In terms of installed capacity, the United Kingdom has finally managed to overtake Spain and France. Government initiatives encouraging homes, businesses, and schools to use solar panels have successfully assisted in establishing the UK as one of the continent’s leading sunlight-power producers.
In 2016, sunlight power accounted for 3.1% of the UK’s whole electricity generation. In 2017, this number rose to 3.4%. The country is on a slow but steady path of decreasing dependence on conventional fuels.
Over the last decade, Italy’s reliance on solar power generation has increased dramatically. Between 2009 and 2013, Italy saw a 15-fold increase in installed PV capacity, overtaking U.S., Japan, and China at the time.
However, the government’s tax breaks offered to solar farms have expired since then. This caused many sunlight powers farms to be closed or sold. Nevertheless, Italy still stands as one of Europe’s leading countries when it comes to harnessing the sun’s energy.
Getting into the solar game at the beginning of this decade, India is predicted to greatly increase its production by 2020. With India being a developing country, this energy plays a crucial role in purifying and heating water in many of its regions.
The Government of India, led by Narendra Modi, plans to increase the installed capacity to 100 GW in the next two years.
The United States has had a long history of using sunlight-induced energy. Since the initiation of the SEGS Thermal Plant in 1983, the country has produced more than 17 million megawatt-hours.
The United States steadily improves its status as a solar power leader – almost $20 billion were invested in the solar industry in 2014 alone. The country is home to both the advanced domestic capabilities and large installations.
The Land of the Rising Sun has been one of the renewable power leaders ever since the 1990s. As well as being at the forefront of power generation, Japan is also one of the biggest manufacturers of technologies required for solar panels.
For the last couple of years, the Government of Japan has had sunlight power as one of its priorities. They’ve made panels more attractive and affordable to citizens by subsiding installation costs.
When it comes to European countries that use solar energy, Germany is the clear champion.
Although relatively small when compared to nations such as the US or Australia, Germany has been one of the planet’s top sunlight power generators for years. More than 120,000 of Germany’s households have solar units, and there are more than 30 important PV generation plants spread over the country. Germany plans to use nothing but renewable energy by 2050.
Among the world’s continents, Asia is the heaviest investor in solar power. As you can already guess, the top spot goes to China.
Surpassing Germany in 2015, China is now also the world’s leader for PV usage, having 174 GW of installed capacity.

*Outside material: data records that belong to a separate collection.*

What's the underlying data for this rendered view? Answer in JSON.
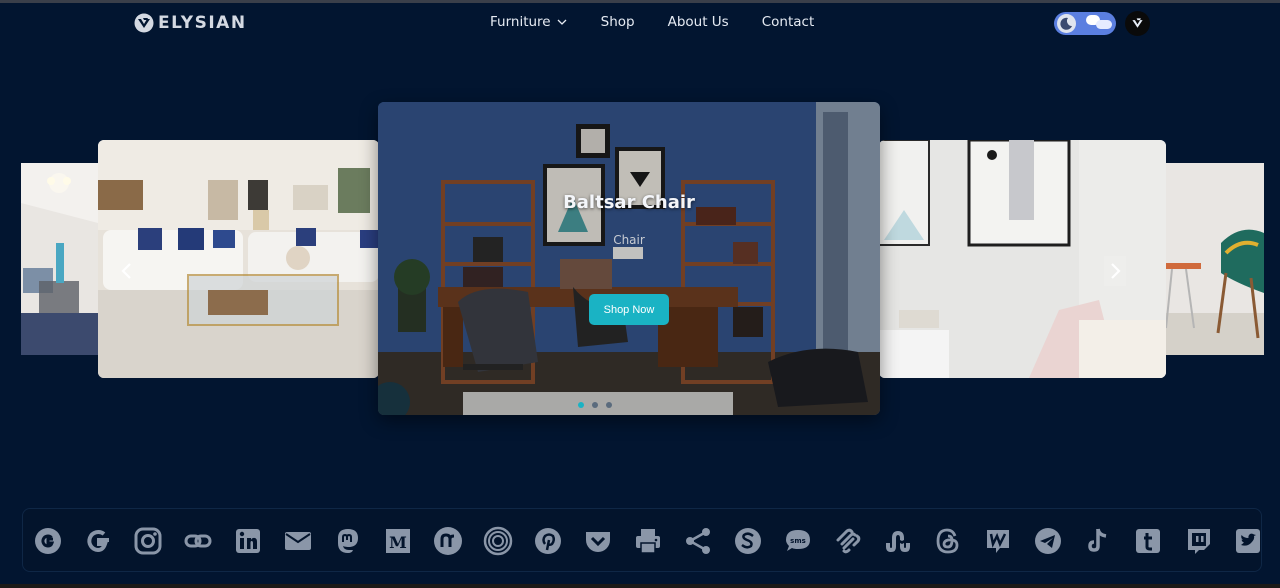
{
  "brand": {
    "name": "ELYSIAN"
  },
  "nav": {
    "items": [
      {
        "label": "Furniture",
        "has_dropdown": true
      },
      {
        "label": "Shop"
      },
      {
        "label": "About Us"
      },
      {
        "label": "Contact"
      }
    ]
  },
  "hero": {
    "title": "Baltsar Chair",
    "subtitle": "Chair",
    "button_label": "Shop Now",
    "slide_count": 3,
    "active_slide": 1
  },
  "share_icons": [
    "google-icon",
    "google-alt-icon",
    "instagram-icon",
    "link-icon",
    "linkedin-icon",
    "email-icon",
    "mastodon-icon",
    "medium-icon",
    "nextdoor-icon",
    "ello-icon",
    "pinterest-icon",
    "pocket-icon",
    "print-icon",
    "share-icon",
    "skype-icon",
    "sms-icon",
    "squarespace-icon",
    "stumbleupon-icon",
    "threads-icon",
    "wattpad-icon",
    "telegram-icon",
    "tiktok-icon",
    "tumblr-icon",
    "twitch-icon",
    "twitter-icon"
  ],
  "colors": {
    "background": "#021530",
    "accent": "#1ab3c4",
    "icon": "#8a96a8"
  }
}
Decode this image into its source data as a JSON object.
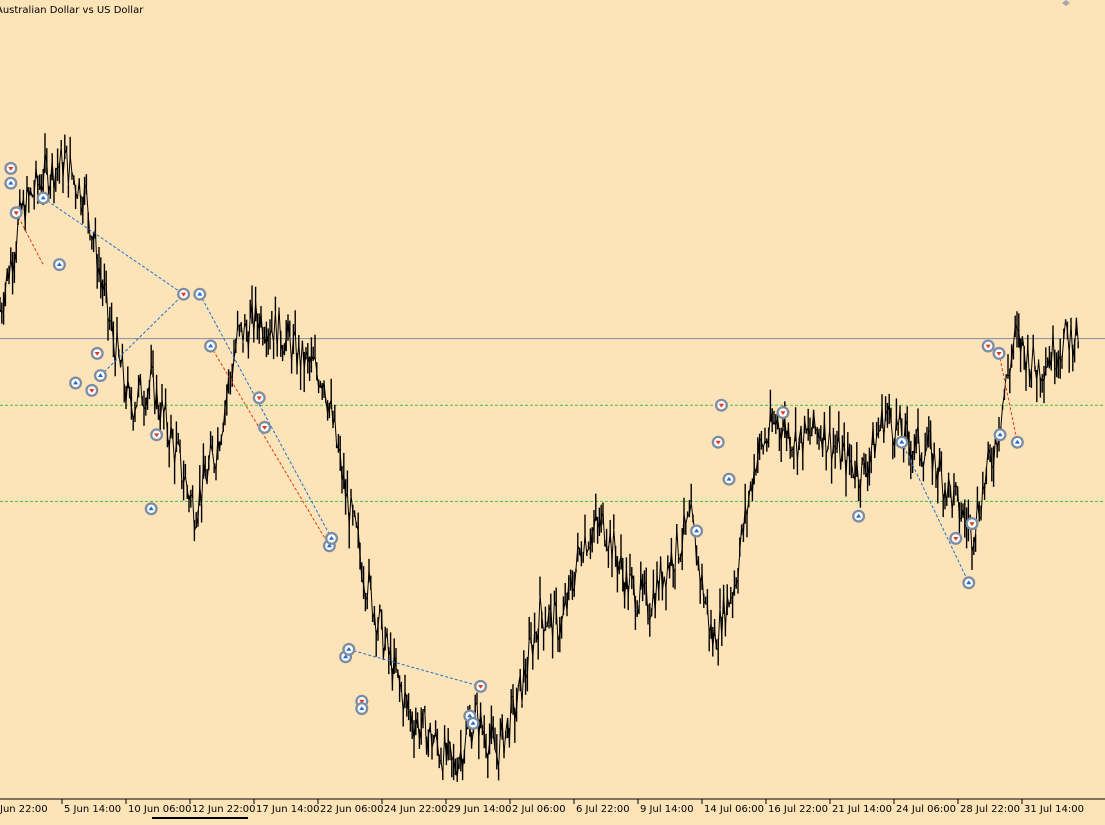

What’s more, the country’s energy providers are going into space – they’re planning to put a solar power station some 22,000 miles above the earth. Pretty impressive, wouldn’t you say?